=== Exercise objective ===
A complete response lists each line of the data below that includes the word "master".
===============
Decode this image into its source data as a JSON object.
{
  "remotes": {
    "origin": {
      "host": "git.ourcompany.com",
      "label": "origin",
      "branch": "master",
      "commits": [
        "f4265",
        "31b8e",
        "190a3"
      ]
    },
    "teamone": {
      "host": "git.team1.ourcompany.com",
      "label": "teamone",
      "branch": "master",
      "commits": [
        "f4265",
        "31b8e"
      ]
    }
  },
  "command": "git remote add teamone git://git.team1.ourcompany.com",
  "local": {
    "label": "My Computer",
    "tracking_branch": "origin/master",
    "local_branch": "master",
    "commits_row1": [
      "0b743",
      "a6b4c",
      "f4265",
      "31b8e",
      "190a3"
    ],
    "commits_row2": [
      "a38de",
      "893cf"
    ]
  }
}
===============
=== Solution ===
      "branch": "master",
      "branch": "master",
    "tracking_branch": "origin/master",
    "local_branch": "master",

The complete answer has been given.